Consilience refers to a fundamental principle that evidence from independent, and often quite unrelated, sources can converge. And that the strong conclusions drawn become more powerful.
In other words, when many sources of evidence are in agreement their sum is greater than their parts: conclusions drawn may be very strong while some – even none – of the individual sources of evidence is truly significant in isolation. In recent times we have discovered how we are defined by the neural networks created by our experiences of life. And how neural pasticity allows us to change and to adapt. We’ve seen, too, how the gut has an important role in neurological function and even the microbes present in the digestive tract have significant effects on well-being.

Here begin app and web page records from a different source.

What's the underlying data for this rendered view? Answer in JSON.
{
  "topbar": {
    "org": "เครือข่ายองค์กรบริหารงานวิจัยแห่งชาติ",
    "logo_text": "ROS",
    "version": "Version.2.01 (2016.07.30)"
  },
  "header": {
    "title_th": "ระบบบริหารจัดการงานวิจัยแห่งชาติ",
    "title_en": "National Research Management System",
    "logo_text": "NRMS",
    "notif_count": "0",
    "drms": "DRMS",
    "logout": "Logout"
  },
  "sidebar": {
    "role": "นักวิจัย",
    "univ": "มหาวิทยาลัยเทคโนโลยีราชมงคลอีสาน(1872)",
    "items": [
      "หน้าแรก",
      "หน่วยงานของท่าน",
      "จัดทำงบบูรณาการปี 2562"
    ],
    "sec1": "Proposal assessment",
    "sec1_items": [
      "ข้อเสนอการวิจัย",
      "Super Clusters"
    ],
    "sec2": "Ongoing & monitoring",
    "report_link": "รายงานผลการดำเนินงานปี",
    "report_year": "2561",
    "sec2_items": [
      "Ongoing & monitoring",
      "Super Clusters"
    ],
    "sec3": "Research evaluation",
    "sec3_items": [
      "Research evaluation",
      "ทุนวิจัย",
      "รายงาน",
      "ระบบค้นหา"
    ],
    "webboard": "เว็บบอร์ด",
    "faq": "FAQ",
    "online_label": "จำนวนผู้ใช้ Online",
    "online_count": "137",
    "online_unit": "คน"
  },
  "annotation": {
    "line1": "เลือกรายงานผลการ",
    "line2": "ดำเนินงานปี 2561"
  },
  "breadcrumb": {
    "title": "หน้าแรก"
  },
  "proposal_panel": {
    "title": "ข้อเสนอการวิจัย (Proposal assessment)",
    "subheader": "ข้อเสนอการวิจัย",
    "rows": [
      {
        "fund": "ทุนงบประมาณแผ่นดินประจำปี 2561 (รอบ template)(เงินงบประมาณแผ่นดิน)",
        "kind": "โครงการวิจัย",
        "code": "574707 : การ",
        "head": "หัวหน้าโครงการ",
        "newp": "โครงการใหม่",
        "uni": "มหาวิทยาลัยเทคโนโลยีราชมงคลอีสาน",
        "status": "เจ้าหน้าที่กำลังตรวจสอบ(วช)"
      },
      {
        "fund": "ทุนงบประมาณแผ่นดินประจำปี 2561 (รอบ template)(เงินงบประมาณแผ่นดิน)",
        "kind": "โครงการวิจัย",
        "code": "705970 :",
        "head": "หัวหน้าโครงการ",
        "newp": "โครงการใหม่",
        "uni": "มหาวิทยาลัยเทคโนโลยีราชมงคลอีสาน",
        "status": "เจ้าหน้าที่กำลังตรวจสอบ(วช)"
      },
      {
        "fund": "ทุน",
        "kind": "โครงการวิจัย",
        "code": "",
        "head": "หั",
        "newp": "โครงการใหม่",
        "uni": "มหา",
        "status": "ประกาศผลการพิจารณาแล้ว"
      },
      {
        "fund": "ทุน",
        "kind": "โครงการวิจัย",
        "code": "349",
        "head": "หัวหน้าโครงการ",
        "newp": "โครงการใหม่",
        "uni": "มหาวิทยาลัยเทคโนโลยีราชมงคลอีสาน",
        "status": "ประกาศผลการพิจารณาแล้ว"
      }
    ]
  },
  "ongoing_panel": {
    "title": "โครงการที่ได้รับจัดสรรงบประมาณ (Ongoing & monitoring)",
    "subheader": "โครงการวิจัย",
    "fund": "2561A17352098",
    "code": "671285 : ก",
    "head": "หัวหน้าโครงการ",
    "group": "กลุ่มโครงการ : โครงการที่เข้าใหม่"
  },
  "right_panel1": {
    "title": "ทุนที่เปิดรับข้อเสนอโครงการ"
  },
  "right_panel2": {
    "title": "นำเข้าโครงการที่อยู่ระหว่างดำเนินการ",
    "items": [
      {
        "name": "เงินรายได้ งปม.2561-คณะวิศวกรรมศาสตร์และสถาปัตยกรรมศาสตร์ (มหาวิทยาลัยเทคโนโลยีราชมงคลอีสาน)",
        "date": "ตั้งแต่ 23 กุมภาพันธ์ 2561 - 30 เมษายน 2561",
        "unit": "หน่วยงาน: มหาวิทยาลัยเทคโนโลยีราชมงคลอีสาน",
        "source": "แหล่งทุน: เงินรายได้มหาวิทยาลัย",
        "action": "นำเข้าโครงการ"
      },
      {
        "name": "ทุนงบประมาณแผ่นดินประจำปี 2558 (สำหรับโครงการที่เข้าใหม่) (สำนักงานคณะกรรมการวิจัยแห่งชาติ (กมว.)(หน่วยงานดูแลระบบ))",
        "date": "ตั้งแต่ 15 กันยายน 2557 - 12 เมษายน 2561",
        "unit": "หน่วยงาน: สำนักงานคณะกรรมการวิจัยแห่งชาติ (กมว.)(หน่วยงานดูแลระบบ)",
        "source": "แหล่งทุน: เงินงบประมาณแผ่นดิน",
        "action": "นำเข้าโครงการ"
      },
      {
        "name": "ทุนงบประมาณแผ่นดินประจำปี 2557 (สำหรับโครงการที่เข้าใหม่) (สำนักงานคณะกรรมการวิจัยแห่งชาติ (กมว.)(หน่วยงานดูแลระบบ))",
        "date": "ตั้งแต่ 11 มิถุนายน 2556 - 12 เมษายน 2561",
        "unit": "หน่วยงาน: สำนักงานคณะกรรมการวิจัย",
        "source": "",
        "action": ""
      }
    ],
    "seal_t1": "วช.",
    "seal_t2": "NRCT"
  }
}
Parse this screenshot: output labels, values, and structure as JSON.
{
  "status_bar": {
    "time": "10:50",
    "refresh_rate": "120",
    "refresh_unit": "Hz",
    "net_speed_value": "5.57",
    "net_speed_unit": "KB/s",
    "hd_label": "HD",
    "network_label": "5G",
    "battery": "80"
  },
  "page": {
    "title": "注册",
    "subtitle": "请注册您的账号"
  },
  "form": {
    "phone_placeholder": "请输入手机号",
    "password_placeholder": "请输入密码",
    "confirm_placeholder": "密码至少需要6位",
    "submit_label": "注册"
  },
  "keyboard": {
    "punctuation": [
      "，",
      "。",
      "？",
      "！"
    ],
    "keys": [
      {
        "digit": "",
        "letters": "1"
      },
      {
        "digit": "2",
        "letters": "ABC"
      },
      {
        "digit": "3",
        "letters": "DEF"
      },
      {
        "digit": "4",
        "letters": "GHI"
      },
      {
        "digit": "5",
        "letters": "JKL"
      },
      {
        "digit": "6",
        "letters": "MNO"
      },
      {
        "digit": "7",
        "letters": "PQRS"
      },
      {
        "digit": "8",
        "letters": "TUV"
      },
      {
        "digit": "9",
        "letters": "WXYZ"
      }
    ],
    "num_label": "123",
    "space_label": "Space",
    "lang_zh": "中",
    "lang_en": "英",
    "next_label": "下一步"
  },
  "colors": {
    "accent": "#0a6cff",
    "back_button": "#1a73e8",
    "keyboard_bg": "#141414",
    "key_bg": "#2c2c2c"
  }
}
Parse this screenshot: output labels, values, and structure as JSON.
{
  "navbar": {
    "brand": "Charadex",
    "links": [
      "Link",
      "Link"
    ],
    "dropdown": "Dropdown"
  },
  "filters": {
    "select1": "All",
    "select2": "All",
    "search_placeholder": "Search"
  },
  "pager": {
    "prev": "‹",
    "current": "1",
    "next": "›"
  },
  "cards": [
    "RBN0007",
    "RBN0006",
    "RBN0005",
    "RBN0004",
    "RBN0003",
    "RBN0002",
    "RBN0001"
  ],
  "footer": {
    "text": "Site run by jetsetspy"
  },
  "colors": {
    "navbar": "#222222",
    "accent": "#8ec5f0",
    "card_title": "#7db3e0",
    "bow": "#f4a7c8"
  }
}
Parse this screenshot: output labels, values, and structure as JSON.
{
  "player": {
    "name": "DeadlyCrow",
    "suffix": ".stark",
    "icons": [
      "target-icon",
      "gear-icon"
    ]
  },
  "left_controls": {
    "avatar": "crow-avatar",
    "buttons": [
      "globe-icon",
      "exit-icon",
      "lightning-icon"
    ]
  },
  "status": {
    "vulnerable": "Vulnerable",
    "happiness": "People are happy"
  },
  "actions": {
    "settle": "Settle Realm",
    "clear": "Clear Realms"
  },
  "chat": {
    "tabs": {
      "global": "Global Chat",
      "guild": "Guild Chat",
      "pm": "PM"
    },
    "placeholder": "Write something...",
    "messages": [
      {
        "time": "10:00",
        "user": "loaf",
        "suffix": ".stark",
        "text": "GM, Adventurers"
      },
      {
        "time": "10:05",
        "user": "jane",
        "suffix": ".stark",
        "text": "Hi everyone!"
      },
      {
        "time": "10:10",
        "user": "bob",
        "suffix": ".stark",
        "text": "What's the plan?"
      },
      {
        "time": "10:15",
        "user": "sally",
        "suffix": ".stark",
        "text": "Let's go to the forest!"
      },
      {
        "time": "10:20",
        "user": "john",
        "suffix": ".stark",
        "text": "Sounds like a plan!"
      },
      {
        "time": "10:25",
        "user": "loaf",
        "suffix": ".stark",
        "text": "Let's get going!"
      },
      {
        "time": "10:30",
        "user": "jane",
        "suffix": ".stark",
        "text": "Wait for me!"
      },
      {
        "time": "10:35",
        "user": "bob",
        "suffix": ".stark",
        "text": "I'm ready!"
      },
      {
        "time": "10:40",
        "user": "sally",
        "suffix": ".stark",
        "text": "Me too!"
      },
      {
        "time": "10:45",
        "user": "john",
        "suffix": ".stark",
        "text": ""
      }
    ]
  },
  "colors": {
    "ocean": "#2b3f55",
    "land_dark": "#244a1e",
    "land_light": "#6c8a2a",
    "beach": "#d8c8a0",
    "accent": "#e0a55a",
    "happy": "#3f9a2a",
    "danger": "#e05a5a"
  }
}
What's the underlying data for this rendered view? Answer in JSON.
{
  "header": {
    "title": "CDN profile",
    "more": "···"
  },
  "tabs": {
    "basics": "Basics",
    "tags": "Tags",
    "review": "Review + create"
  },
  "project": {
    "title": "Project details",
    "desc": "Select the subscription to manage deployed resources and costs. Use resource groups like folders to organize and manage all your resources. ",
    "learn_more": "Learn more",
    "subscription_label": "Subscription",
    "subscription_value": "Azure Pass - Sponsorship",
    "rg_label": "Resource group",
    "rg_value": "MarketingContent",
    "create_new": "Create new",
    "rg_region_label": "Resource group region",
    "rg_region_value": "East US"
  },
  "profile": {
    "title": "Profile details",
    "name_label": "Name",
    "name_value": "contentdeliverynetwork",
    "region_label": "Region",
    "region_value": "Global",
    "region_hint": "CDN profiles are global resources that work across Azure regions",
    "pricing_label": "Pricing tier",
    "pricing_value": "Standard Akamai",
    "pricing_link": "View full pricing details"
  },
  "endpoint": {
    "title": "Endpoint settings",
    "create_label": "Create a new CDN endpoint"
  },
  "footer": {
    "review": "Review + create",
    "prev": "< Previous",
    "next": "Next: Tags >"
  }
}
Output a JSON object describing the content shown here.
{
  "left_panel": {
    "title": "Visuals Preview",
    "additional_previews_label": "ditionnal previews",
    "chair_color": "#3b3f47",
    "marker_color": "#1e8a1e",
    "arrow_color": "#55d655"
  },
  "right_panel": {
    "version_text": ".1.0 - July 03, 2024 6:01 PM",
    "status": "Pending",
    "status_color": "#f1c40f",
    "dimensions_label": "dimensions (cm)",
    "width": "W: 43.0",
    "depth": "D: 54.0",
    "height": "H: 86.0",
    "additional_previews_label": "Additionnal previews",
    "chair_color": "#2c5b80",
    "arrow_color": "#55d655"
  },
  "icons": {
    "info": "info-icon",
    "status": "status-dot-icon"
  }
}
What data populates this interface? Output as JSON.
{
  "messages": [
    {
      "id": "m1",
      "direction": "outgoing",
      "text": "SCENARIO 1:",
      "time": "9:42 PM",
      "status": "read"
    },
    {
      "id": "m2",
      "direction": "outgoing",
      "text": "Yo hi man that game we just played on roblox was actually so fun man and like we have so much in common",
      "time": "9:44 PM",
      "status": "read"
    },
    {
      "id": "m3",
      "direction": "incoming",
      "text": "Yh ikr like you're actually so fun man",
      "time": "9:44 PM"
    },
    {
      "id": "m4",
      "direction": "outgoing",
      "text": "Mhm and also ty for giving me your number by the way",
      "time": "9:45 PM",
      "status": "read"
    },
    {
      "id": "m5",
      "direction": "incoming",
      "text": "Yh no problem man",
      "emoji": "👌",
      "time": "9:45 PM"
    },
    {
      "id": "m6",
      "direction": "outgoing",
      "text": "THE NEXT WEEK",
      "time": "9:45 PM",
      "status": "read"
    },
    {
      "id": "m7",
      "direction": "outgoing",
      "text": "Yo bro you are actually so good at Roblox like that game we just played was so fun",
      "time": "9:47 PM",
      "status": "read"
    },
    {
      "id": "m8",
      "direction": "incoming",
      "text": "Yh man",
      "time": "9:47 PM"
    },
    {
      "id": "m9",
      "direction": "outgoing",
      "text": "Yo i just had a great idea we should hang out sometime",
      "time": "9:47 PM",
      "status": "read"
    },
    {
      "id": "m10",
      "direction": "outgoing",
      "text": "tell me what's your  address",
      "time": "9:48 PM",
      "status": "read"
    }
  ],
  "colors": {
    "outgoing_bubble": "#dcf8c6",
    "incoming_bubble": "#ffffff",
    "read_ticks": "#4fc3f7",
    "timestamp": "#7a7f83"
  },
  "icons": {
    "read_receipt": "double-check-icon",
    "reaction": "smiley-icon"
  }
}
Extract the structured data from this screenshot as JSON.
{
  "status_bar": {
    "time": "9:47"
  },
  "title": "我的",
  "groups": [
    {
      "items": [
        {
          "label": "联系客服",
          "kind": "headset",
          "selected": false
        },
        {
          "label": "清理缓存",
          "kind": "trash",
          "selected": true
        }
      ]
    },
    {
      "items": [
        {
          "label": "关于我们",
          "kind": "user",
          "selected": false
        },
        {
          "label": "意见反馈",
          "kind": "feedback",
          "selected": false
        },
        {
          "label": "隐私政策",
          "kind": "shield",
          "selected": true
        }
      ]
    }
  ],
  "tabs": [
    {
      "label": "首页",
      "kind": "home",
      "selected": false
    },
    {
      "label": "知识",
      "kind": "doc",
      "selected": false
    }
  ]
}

Much of what we now think of as established scientific knowledge is supported by such an overwhelming convergence of evidence: consilience.
This principle of consilience is based on the unity of knowledge, whatever its source.
This same principle is fundamental to what we often call talking therapies; beneficial intervention with individuals without recourse to pharmacology. (Sometimes, a talking therapy can enhance the use of medication when they are simultaneous interventions.) Counseling and psychotherapy immediately spring to mind in this context though we should consider, too, other therapeutic models. A consilient approach seeks to both understand and integrate our available options for effective, beneficial personal change.
It is clear from recent investigation, that the neuroscience that underpins such therapies provides us with the insights necessary to ensure clinical practice becomes more effective, more often.
At the heart of this new understanding is the recognition of the effects of enriched environments. Their part in therapy establishes strengthened benefits of an individual’s core needs and affecting the brain in positive ways. The use of richly experiential approaches, sometimes using hypnosis or shamanic processes, can establish opportunities to achieve well-being and resilience in the long term.
It has been shown, too, that talking therapies and associated self-guided personal activities will bring about changes in a person’s thought patterns and their behaviour; shifts in their emotional landscape, as well. More recently it has been demonstrated that these same therapies elicit specific changes in neurochemicals in the brain, promoting often contrasting neural activity. These phenomena bring about beneficial changes in neural structure: changes in the physical brain, that is.
These physical changes in the brain’s neural structure have become know as neural plasticity. Until relatively recently the consensus scientific view was that the brain developed, matured and that, in adult life, began a gradual and relentless deterioration ending in death. But this is now challenged by overwhelming evidence that the brain continues to change – to adapt and improve – throughout life, responding to enriched environments and challenge, new knowledge and personal change is positive ways.
These same insights include the recognition of how the aspect of the neural networks now known as mirror neurons – and the concept of a mirror neuron system in the brain – are so important in building rapport and in the therapeutic alliance. This alliance brings together client and therapist in a very special relationship. It involves an equally important aspect of right-brain to right-brain activation which is closely associated with two of the three core needs of humans: control and attachment.
Such insights ensure that the process of talking therapy can now become more effective, more quickly. Applying techniques that are informed in this way can provide individuals seeking beneficial personal change with opportunities for therapy almost unimagined just a few years ago.
Consilience: some history of the term
Consilience is a process of convergence of different aspects into a unified whole. The original meaning of consilience was of jumping together. Since the late 1990s, it has been used to refer to unity of knowledge. The awareness of consilience was promoted by Consilience: The Unity of Knowledge, a 1998 book by biologist E. O. Wilson (ISBN 9780679450771)
Consilient Therapy, as an organisation, provides therapy to individuals and groups, and supervision services to practicing therapists alongside training and continuing professional development (CPD) for experienced practitioners.